Bariloche Llao Llao Hotel

Bariloche Llao Llao Hotel

Out in the wilderness there is a wide range of outdoor activities to wear out the kids with. We head off with expert guides from the Kawen Adventure Company for a walk through the forest before moving onto kayaks on one of the many surrounding lakes.

The other activities on offer around Bariloche include horse riding and mountain bike trail rides. And for the beer lovers among us ”“ it happens to be the micro-brewery capital of South America, with 14 micro breweries nearby.

We finish the day with a trip up the Campanario Hill Chairlift ”“ to take in yet another spectacular view of the lakes and surrounding mountains.

Just for kids:

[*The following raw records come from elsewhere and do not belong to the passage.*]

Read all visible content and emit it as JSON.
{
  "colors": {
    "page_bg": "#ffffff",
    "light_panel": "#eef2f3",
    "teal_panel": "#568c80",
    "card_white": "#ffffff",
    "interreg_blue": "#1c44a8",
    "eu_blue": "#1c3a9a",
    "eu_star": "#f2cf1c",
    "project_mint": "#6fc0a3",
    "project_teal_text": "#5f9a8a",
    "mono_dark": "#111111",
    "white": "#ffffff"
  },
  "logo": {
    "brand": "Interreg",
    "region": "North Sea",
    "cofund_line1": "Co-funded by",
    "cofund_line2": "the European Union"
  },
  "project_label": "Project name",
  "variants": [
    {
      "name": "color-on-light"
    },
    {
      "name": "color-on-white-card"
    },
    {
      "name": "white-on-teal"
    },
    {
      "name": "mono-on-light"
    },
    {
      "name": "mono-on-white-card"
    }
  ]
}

  • Prohibido No Tocar (Forbidden Not to Touch): a fantastic interactive science museum:
  • Caballito historic tram ride: it’s free and it runs all sat, sun and holidays in the afternoons.
  • Temaiken Bioparque: an hour’s drive from the city, but according to the locals well worth the journey and much better than the city zoo.